Both La Fête étrange and Lady into Fox are characteristic of Howard’s oeuvre in that they deal with dark subject matter based on literary themes. La Fête étrange tells the story of a young man who chances upon an engagement party and precipitates the break-up of the betrothal. More startling is the subject matter of Lady into Fox, as the title summarises exactly the narrative of the work: a young woman metamorphoses into a vixen. Howard’s choice of daring subject matter is perhaps at its most pronounced in her 1947 adaptation of David Garnett’s novel The Sailor’s Return concerning a mixed race couple trying to settle in Victorian England. Important for the current debate on female dance makers is Professor Susan Jones’ assessment of Howard’s oeuvre as “evoking in dance a specifically female experience” (261): “In several ballets Howard returned to the theme of the abandoned woman, isolated by social and patriarchal forces beyond her control, where the dissemination of narrative through choreographed movement principally charts the inner conflict of the female protagonist” (261-62).

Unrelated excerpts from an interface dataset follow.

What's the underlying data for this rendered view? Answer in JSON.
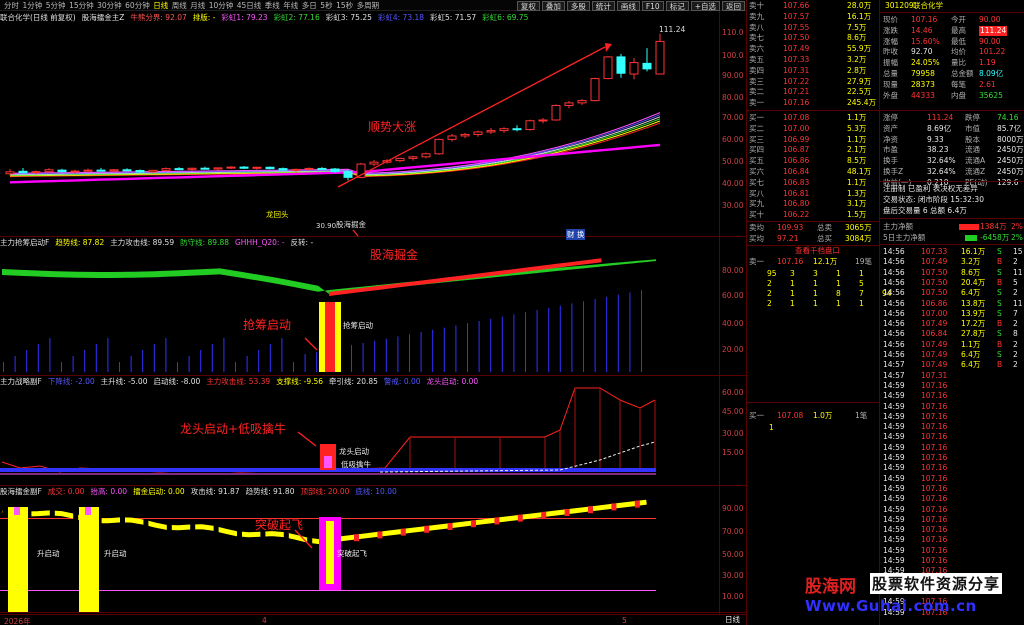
{
  "toolbar": {
    "periods": [
      "分时",
      "1分钟",
      "5分钟",
      "15分钟",
      "30分钟",
      "60分钟",
      "日线",
      "周线",
      "月线",
      "10分钟",
      "45日线",
      "季线",
      "年线",
      "多日",
      "5秒",
      "15秒",
      "多周期"
    ],
    "active_period": "日线",
    "right_buttons": [
      "复权",
      "叠加",
      "多股",
      "统计",
      "画线",
      "F10",
      "标记",
      "+自选",
      "返回"
    ]
  },
  "main_pane": {
    "header": [
      {
        "text": "联合化学(日线 前复权)",
        "color": "#e0e0e0"
      },
      {
        "text": "股海擂金主Z",
        "color": "#e0e0e0"
      },
      {
        "text": "牛熊分界: 92.07",
        "color": "#ff5555"
      },
      {
        "text": "排版: -",
        "color": "#ffff00"
      },
      {
        "text": "彩虹1: 79.23",
        "color": "#ff55ff"
      },
      {
        "text": "彩虹2: 77.16",
        "color": "#33dd33"
      },
      {
        "text": "彩虹3: 75.25",
        "color": "#e0e0e0"
      },
      {
        "text": "彩虹4: 73.18",
        "color": "#5555ff"
      },
      {
        "text": "彩虹5: 71.57",
        "color": "#e0e0e0"
      },
      {
        "text": "彩虹6: 69.75",
        "color": "#33dd33"
      }
    ],
    "axis": [
      "110.0",
      "100.0",
      "90.00",
      "80.00",
      "70.00",
      "60.00",
      "50.00",
      "40.00",
      "30.00"
    ],
    "annotations": {
      "trend": "顺势大涨",
      "gold": "股海掘金",
      "high_label": "111.24",
      "low_label": "30.90",
      "candle_tag": "股海掘金",
      "dragon_tag": "龙回头",
      "bottom_tag": "财 换"
    }
  },
  "pane2": {
    "header": [
      {
        "text": "主力抢筹启动F",
        "color": "#e0e0e0"
      },
      {
        "text": "趋势线: 87.82",
        "color": "#ffff00"
      },
      {
        "text": "主力攻击线: 89.59",
        "color": "#e0e0e0"
      },
      {
        "text": "防守线: 89.88",
        "color": "#33dd33"
      },
      {
        "text": "GHHH_Q20: -",
        "color": "#ff55ff"
      },
      {
        "text": "反转: -",
        "color": "#e0e0e0"
      }
    ],
    "axis": [
      "80.00",
      "60.00",
      "40.00",
      "20.00"
    ],
    "annotations": {
      "label": "抢筹启动",
      "tag": "抢筹启动"
    }
  },
  "pane3": {
    "header": [
      {
        "text": "主力战略副F",
        "color": "#e0e0e0"
      },
      {
        "text": "下降线: -2.00",
        "color": "#5555ff"
      },
      {
        "text": "主升线: -5.00",
        "color": "#e0e0e0"
      },
      {
        "text": "启动线: -8.00",
        "color": "#e0e0e0"
      },
      {
        "text": "主力攻击线: 53.39",
        "color": "#ff3333"
      },
      {
        "text": "支撑线: -9.56",
        "color": "#ffff00"
      },
      {
        "text": "牵引线: 20.85",
        "color": "#e0e0e0"
      },
      {
        "text": "警戒: 0.00",
        "color": "#5555ff"
      },
      {
        "text": "龙头启动: 0.00",
        "color": "#ff55ff"
      }
    ],
    "axis": [
      "60.00",
      "45.00",
      "30.00",
      "15.00"
    ],
    "annotations": {
      "label": "龙头启动+低吸擒牛",
      "tag1": "龙头启动",
      "tag2": "低吸擒牛"
    }
  },
  "pane4": {
    "header": [
      {
        "text": "股海擂金副F",
        "color": "#e0e0e0"
      },
      {
        "text": "成交: 0.00",
        "color": "#ff3333"
      },
      {
        "text": "抬高: 0.00",
        "color": "#ff55ff"
      },
      {
        "text": "擂金启动: 0.00",
        "color": "#ffff00"
      },
      {
        "text": "攻击线: 91.87",
        "color": "#e0e0e0"
      },
      {
        "text": "趋势线: 91.80",
        "color": "#e0e0e0"
      },
      {
        "text": "顶部线: 20.00",
        "color": "#ff3333"
      },
      {
        "text": "底线: 10.00",
        "color": "#5555ff"
      }
    ],
    "axis": [
      "90.00",
      "70.00",
      "50.00",
      "30.00",
      "10.00"
    ],
    "annotations": {
      "label": "突破起飞",
      "tag": "突破起飞",
      "side1": "升启动",
      "side2": "升启动"
    }
  },
  "bottom": {
    "year": "2026年",
    "m1": "4",
    "m2": "5"
  },
  "quote": {
    "code": "301209",
    "name": "联合化学",
    "ask": [
      {
        "label": "卖十",
        "price": "107.66",
        "vol": "28.0万"
      },
      {
        "label": "卖九",
        "price": "107.57",
        "vol": "16.1万"
      },
      {
        "label": "卖八",
        "price": "107.55",
        "vol": "7.5万"
      },
      {
        "label": "卖七",
        "price": "107.50",
        "vol": "8.6万"
      },
      {
        "label": "卖六",
        "price": "107.49",
        "vol": "55.9万"
      },
      {
        "label": "卖五",
        "price": "107.33",
        "vol": "3.2万"
      },
      {
        "label": "卖四",
        "price": "107.31",
        "vol": "2.8万"
      },
      {
        "label": "卖三",
        "price": "107.22",
        "vol": "27.9万"
      },
      {
        "label": "卖二",
        "price": "107.21",
        "vol": "22.5万"
      },
      {
        "label": "卖一",
        "price": "107.16",
        "vol": "245.4万"
      }
    ],
    "stats": [
      {
        "k": "现价",
        "v": "107.16",
        "k2": "今开",
        "v2": "90.00"
      },
      {
        "k": "涨跌",
        "v": "14.46",
        "k2": "最高",
        "v2": "111.24"
      },
      {
        "k": "涨幅",
        "v": "15.60%",
        "k2": "最低",
        "v2": "90.00"
      },
      {
        "k": "昨收",
        "v": "92.70",
        "k2": "均价",
        "v2": "101.22"
      },
      {
        "k": "振幅",
        "v": "24.05%",
        "k2": "量比",
        "v2": "1.19"
      },
      {
        "k": "总量",
        "v": "79958",
        "k2": "总金额",
        "v2": "8.09亿"
      },
      {
        "k": "现量",
        "v": "28373",
        "k2": "每笔",
        "v2": "2.61"
      },
      {
        "k": "外盘",
        "v": "44333",
        "k2": "内盘",
        "v2": "35625"
      }
    ],
    "bid": [
      {
        "label": "买一",
        "price": "107.08",
        "vol": "1.1万"
      },
      {
        "label": "买二",
        "price": "107.00",
        "vol": "5.3万"
      },
      {
        "label": "买三",
        "price": "106.99",
        "vol": "1.1万"
      },
      {
        "label": "买四",
        "price": "106.87",
        "vol": "2.1万"
      },
      {
        "label": "买五",
        "price": "106.86",
        "vol": "8.5万"
      },
      {
        "label": "买六",
        "price": "106.84",
        "vol": "48.1万"
      },
      {
        "label": "买七",
        "price": "106.83",
        "vol": "1.1万"
      },
      {
        "label": "买八",
        "price": "106.81",
        "vol": "1.3万"
      },
      {
        "label": "买九",
        "price": "106.80",
        "vol": "3.1万"
      },
      {
        "label": "买十",
        "price": "106.22",
        "vol": "1.5万"
      }
    ],
    "avg": [
      {
        "k": "卖均",
        "v": "109.93",
        "k2": "总卖",
        "v2": "3065万"
      },
      {
        "k": "买均",
        "v": "97.21",
        "k2": "总买",
        "v2": "3084万"
      }
    ],
    "queue_link": "查看千档盘口",
    "queue_sell": {
      "label": "卖一",
      "price": "107.16",
      "vol": "12.1万",
      "cnt": "19笔"
    },
    "queue_sell_rows": [
      [
        "95",
        "3",
        "3",
        "1",
        "1"
      ],
      [
        "2",
        "1",
        "1",
        "1",
        "5"
      ],
      [
        "2",
        "1",
        "1",
        "8",
        "7",
        "94"
      ],
      [
        "2",
        "1",
        "1",
        "1",
        "1"
      ]
    ],
    "queue_buy": {
      "label": "买一",
      "price": "107.08",
      "vol": "1.0万",
      "cnt": "1笔"
    },
    "queue_buy_rows": [
      [
        "1"
      ]
    ],
    "fund": [
      {
        "k": "涨停",
        "v": "111.24",
        "k2": "跌停",
        "v2": "74.16"
      },
      {
        "k": "资产",
        "v": "8.69亿",
        "k2": "市值",
        "v2": "85.7亿"
      },
      {
        "k": "净资",
        "v": "9.33",
        "k2": "股本",
        "v2": "8000万"
      },
      {
        "k": "市盈",
        "v": "38.23",
        "k2": "流通",
        "v2": "2450万"
      },
      {
        "k": "换手",
        "v": "32.64%",
        "k2": "流通A",
        "v2": "2450万"
      },
      {
        "k": "换手Z",
        "v": "32.64%",
        "k2": "流通Z",
        "v2": "2450万"
      },
      {
        "k": "收益(一)",
        "v": "0.210",
        "k2": "PE(动)",
        "v2": "129.6"
      }
    ],
    "info1": "注册制 已盈利 表决权无差异",
    "info2": "交易状态: 闭市阶段 15:32:30",
    "info3": "盘后交易量 6 总额 6.4万",
    "net": [
      {
        "k": "主力净额",
        "v": "1384万",
        "pct": "2%"
      },
      {
        "k": "5日主力净额",
        "v": "-6458万",
        "pct": "2%"
      }
    ],
    "ticks": [
      [
        "14:56",
        "107.33",
        "16.1万",
        "S",
        "15"
      ],
      [
        "14:56",
        "107.49",
        "3.2万",
        "B",
        "2"
      ],
      [
        "14:56",
        "107.50",
        "8.6万",
        "S",
        "11"
      ],
      [
        "14:56",
        "107.50",
        "20.4万",
        "B",
        "5"
      ],
      [
        "14:56",
        "107.50",
        "6.4万",
        "S",
        "2"
      ],
      [
        "14:56",
        "106.86",
        "13.8万",
        "S",
        "11"
      ],
      [
        "14:56",
        "107.00",
        "13.9万",
        "S",
        "7"
      ],
      [
        "14:56",
        "107.49",
        "17.2万",
        "B",
        "2"
      ],
      [
        "14:56",
        "106.84",
        "27.8万",
        "S",
        "8"
      ],
      [
        "14:56",
        "107.49",
        "1.1万",
        "B",
        "2"
      ],
      [
        "14:56",
        "107.49",
        "6.4万",
        "S",
        "2"
      ],
      [
        "14:57",
        "107.49",
        "6.4万",
        "B",
        "2"
      ],
      [
        "14:57",
        "107.31",
        "",
        ""
      ],
      [
        "14:59",
        "107.16",
        "",
        ""
      ],
      [
        "14:59",
        "107.16",
        "",
        ""
      ],
      [
        "14:59",
        "107.16",
        "",
        ""
      ],
      [
        "14:59",
        "107.16",
        "",
        ""
      ],
      [
        "14:59",
        "107.16",
        "",
        ""
      ],
      [
        "14:59",
        "107.16",
        "",
        ""
      ],
      [
        "14:59",
        "107.16",
        "",
        ""
      ],
      [
        "14:59",
        "107.16",
        "",
        ""
      ],
      [
        "14:59",
        "107.16",
        "",
        ""
      ],
      [
        "14:59",
        "107.16",
        "",
        ""
      ],
      [
        "14:59",
        "107.16",
        "",
        ""
      ],
      [
        "14:59",
        "107.16",
        "",
        ""
      ],
      [
        "14:59",
        "107.16",
        "",
        ""
      ],
      [
        "14:59",
        "107.16",
        "",
        ""
      ],
      [
        "14:59",
        "107.16",
        "",
        ""
      ],
      [
        "14:59",
        "107.16",
        "",
        ""
      ],
      [
        "14:59",
        "107.16",
        "",
        ""
      ],
      [
        "14:59",
        "107.16",
        "",
        ""
      ],
      [
        "14:59",
        "107.16",
        "",
        ""
      ],
      [
        "14:59",
        "107.16",
        "",
        ""
      ],
      [
        "14:59",
        "107.16",
        "",
        ""
      ],
      [
        "14:59",
        "107.16",
        "",
        ""
      ],
      [
        "14:59",
        "107.16",
        "",
        ""
      ],
      [
        "14:59",
        "107.16",
        "",
        ""
      ]
    ],
    "bottom_tab": "日线"
  },
  "watermark": {
    "brand": "股海网",
    "tag": "股票软件资源分享",
    "url": "Www.Guhai.com.cn"
  },
  "chart_data": {
    "type": "candlestick",
    "price_series": [
      {
        "o": 37.5,
        "h": 40.0,
        "l": 36.6,
        "c": 38.5
      },
      {
        "o": 38.8,
        "h": 40.5,
        "l": 37.8,
        "c": 38.0
      },
      {
        "o": 38.1,
        "h": 39.2,
        "l": 37.2,
        "c": 38.6
      },
      {
        "o": 38.6,
        "h": 40.4,
        "l": 37.8,
        "c": 39.6
      },
      {
        "o": 39.4,
        "h": 40.1,
        "l": 38.2,
        "c": 38.6
      },
      {
        "o": 38.4,
        "h": 39.6,
        "l": 37.4,
        "c": 38.9
      },
      {
        "o": 39.0,
        "h": 40.2,
        "l": 38.0,
        "c": 39.4
      },
      {
        "o": 39.4,
        "h": 40.6,
        "l": 38.7,
        "c": 39.0
      },
      {
        "o": 39.0,
        "h": 40.0,
        "l": 38.0,
        "c": 39.6
      },
      {
        "o": 39.6,
        "h": 40.4,
        "l": 38.8,
        "c": 39.2
      },
      {
        "o": 39.2,
        "h": 39.8,
        "l": 38.0,
        "c": 38.4
      },
      {
        "o": 38.5,
        "h": 39.6,
        "l": 37.8,
        "c": 39.3
      },
      {
        "o": 39.3,
        "h": 40.8,
        "l": 38.6,
        "c": 40.2
      },
      {
        "o": 40.2,
        "h": 41.0,
        "l": 39.4,
        "c": 39.8
      },
      {
        "o": 39.8,
        "h": 40.6,
        "l": 39.0,
        "c": 40.4
      },
      {
        "o": 40.4,
        "h": 41.2,
        "l": 39.8,
        "c": 40.0
      },
      {
        "o": 40.0,
        "h": 40.8,
        "l": 39.2,
        "c": 40.6
      },
      {
        "o": 40.6,
        "h": 41.5,
        "l": 40.0,
        "c": 41.0
      },
      {
        "o": 41.0,
        "h": 41.6,
        "l": 40.0,
        "c": 40.4
      },
      {
        "o": 40.4,
        "h": 41.2,
        "l": 39.6,
        "c": 40.9
      },
      {
        "o": 40.9,
        "h": 41.4,
        "l": 39.9,
        "c": 40.2
      },
      {
        "o": 40.2,
        "h": 40.8,
        "l": 39.0,
        "c": 39.4
      },
      {
        "o": 39.4,
        "h": 40.2,
        "l": 38.4,
        "c": 39.8
      },
      {
        "o": 39.8,
        "h": 40.8,
        "l": 39.2,
        "c": 40.3
      },
      {
        "o": 40.3,
        "h": 41.0,
        "l": 39.6,
        "c": 40.0
      },
      {
        "o": 40.0,
        "h": 40.5,
        "l": 38.0,
        "c": 38.6
      },
      {
        "o": 38.6,
        "h": 39.4,
        "l": 34.0,
        "c": 35.6
      },
      {
        "o": 35.6,
        "h": 43.2,
        "l": 35.2,
        "c": 42.6
      },
      {
        "o": 42.6,
        "h": 44.8,
        "l": 41.6,
        "c": 43.6
      },
      {
        "o": 43.6,
        "h": 45.2,
        "l": 42.8,
        "c": 44.4
      },
      {
        "o": 44.4,
        "h": 46.0,
        "l": 43.6,
        "c": 45.6
      },
      {
        "o": 45.6,
        "h": 47.0,
        "l": 44.4,
        "c": 46.4
      },
      {
        "o": 46.4,
        "h": 48.6,
        "l": 45.6,
        "c": 48.0
      },
      {
        "o": 48.0,
        "h": 56.0,
        "l": 47.5,
        "c": 55.6
      },
      {
        "o": 55.6,
        "h": 58.4,
        "l": 54.4,
        "c": 57.4
      },
      {
        "o": 57.4,
        "h": 59.0,
        "l": 56.2,
        "c": 58.2
      },
      {
        "o": 58.2,
        "h": 60.2,
        "l": 57.0,
        "c": 59.5
      },
      {
        "o": 59.5,
        "h": 61.6,
        "l": 58.4,
        "c": 60.2
      },
      {
        "o": 60.2,
        "h": 62.0,
        "l": 59.0,
        "c": 61.2
      },
      {
        "o": 61.2,
        "h": 63.0,
        "l": 59.8,
        "c": 60.8
      },
      {
        "o": 60.8,
        "h": 66.0,
        "l": 60.2,
        "c": 65.4
      },
      {
        "o": 65.4,
        "h": 66.8,
        "l": 64.0,
        "c": 65.8
      },
      {
        "o": 65.8,
        "h": 74.0,
        "l": 65.4,
        "c": 73.4
      },
      {
        "o": 73.4,
        "h": 75.8,
        "l": 72.0,
        "c": 74.8
      },
      {
        "o": 74.8,
        "h": 76.8,
        "l": 73.6,
        "c": 76.0
      },
      {
        "o": 76.0,
        "h": 88.0,
        "l": 75.6,
        "c": 87.6
      },
      {
        "o": 87.6,
        "h": 99.4,
        "l": 87.2,
        "c": 99.0
      },
      {
        "o": 99.0,
        "h": 100.6,
        "l": 88.0,
        "c": 90.4
      },
      {
        "o": 90.0,
        "h": 98.4,
        "l": 87.2,
        "c": 96.0
      },
      {
        "o": 95.6,
        "h": 103.6,
        "l": 91.4,
        "c": 92.7
      },
      {
        "o": 90.0,
        "h": 111.24,
        "l": 90.0,
        "c": 107.16
      }
    ],
    "pane2_bars": [
      4,
      6,
      8,
      10,
      12,
      14,
      16,
      18,
      20,
      22,
      14,
      10,
      12,
      8,
      6,
      5,
      6,
      12,
      18,
      22,
      28,
      34,
      40,
      44,
      40,
      36,
      32,
      30,
      28,
      30,
      34,
      38,
      42,
      46,
      48,
      50,
      52,
      54,
      56,
      58,
      60,
      62,
      64,
      66,
      68,
      70,
      72,
      74,
      76,
      78,
      80
    ]
  }
}
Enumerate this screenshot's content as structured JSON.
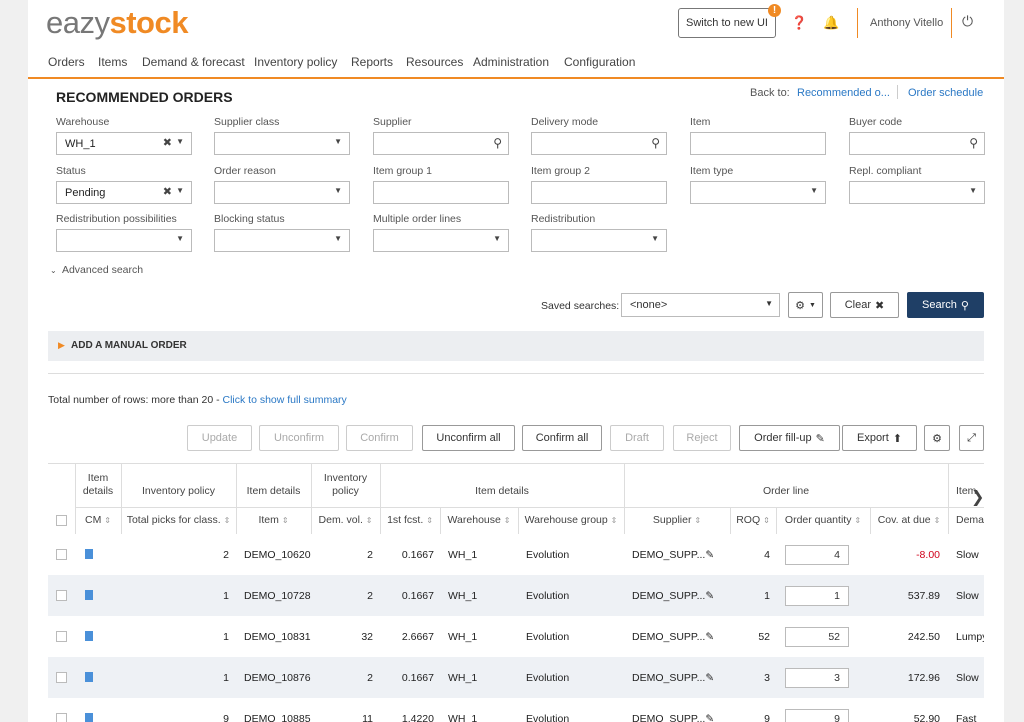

In the late 1940s to early 50s Howard staged works for both Sadler’s Wells Opera/Theatre Ballet and Sadler’s Wells Ballet (now BRB and RB). It is very interesting to us that a young Kenneth MacMillan was performing with these companies at that time and even danced in her ballets Assembly Ball (1946) and La Fête étrange (Parry 64, 71). This means that he had plenty of exposure to her work. With her penchant for disturbing, or at least unsettling, subject matter, it seems inconceivable that Howard would not have made a lasting impact on this giant of British ballet, celebrated for bringing realism to the art form. (You can read about MacMillan’s choral works in our January 2018 post.)
Therefore, in our opinion, it not only important to give female choreographers opportunities to create ballets, but also to ensure that their most effective works are preserved and that their influence as choreographers appropriately acknowledged.
Next time on British Ballet Now and Then … Next month, just one year after its creation, Aszure Barton’s Fantastic Beings will be the first of the three works from ENB’s She Said to be revived (with some reworking). It is being performed as part of the Voices of America bill, which will be reviewed by our editor, Libby Costello.